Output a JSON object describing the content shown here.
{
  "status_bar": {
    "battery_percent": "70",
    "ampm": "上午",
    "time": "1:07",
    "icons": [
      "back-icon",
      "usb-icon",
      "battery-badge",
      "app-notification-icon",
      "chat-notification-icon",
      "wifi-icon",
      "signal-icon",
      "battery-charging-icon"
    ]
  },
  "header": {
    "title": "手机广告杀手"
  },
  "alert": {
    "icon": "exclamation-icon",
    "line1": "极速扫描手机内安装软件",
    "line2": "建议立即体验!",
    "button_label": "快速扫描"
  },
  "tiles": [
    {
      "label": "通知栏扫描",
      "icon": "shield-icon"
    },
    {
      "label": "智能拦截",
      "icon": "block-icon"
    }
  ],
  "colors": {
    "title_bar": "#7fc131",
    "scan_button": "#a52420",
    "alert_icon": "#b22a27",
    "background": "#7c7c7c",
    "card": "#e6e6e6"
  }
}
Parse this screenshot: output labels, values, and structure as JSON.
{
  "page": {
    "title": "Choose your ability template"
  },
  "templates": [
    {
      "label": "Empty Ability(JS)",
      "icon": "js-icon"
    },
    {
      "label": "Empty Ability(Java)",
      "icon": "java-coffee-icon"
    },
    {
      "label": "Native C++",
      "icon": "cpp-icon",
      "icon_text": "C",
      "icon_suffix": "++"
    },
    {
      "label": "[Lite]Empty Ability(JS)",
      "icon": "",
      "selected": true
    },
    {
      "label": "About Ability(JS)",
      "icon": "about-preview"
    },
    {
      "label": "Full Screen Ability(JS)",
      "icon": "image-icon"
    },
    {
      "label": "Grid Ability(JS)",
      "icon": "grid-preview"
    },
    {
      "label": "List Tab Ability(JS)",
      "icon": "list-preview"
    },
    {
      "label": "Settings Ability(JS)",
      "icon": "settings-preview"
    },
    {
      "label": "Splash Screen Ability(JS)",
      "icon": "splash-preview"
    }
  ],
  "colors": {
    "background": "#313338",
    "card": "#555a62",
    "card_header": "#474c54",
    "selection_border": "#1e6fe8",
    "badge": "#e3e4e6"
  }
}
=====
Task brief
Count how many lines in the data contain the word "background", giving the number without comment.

Task solution
2